Performance: 3/5. Yet again, I am distracted at how much he resembles the love child of Matt Damon and Wayne Rooney. As a performance, this is good but not great. James is a real showman, and he keeps the screaming in check again this week, but it never quite takes off the way I was hoping it would. In the context of the other performances, however, this is more than solid enough.
I think sometimes it takes a little bit of being crazy to make a difference in this world, and that’s what you’re all about.
Overall, after two fairly lacklustre weeks, this was pretty middle-of-the-road fare. None of the big favourites were particularly good and no one was downright awful. Indeed, a number of the more lightweight contestants – Haley in particular – upped their game. So, no stand-out performances which will live long in my memory and no one who managed to complete the holy trinity – weak singer, poor song choice, terrible performance – which are key components of a truly great Idol episode. And that is reflected in a narrow range of scores which saw me award everyone a middling mark between four and seven out of ten.
All of which leads me to think that maybe this is the one week we typically get every season some time before the top seven where one of the favourites surprisingly slides into the bottom three, serving as a wake-up call for both them and the voting public. For sure, I think we are going to end the monopoly the girls have had on the bottom three so far. Off the back of a stronger performance this week, I can see Haley avoiding the Stools of Doom™, while the likes of Stefano and Thia continue to flirt with danger.

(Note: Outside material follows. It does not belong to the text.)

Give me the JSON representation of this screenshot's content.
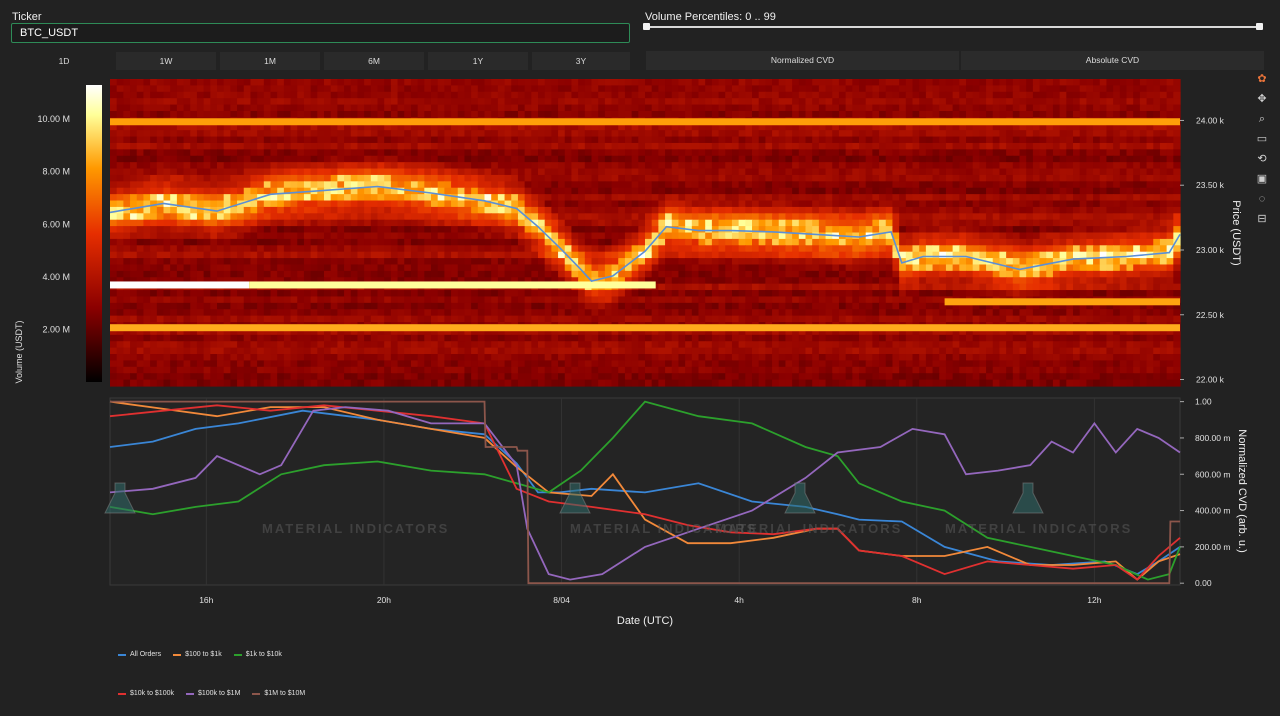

Anyway, here are my predictions for the public vote.
Safe as houses: Jacob, Lauren, Scotty, Pia, James
Sliding backwards: Casey
Stuck in the middle: Stefano, Haley
Bottom three: Thia, Paul, Naima
Going home: I’d like to say Paul, but I suspect it will be Thia despite her improved showing.
American Idol posts
Link: American Idol website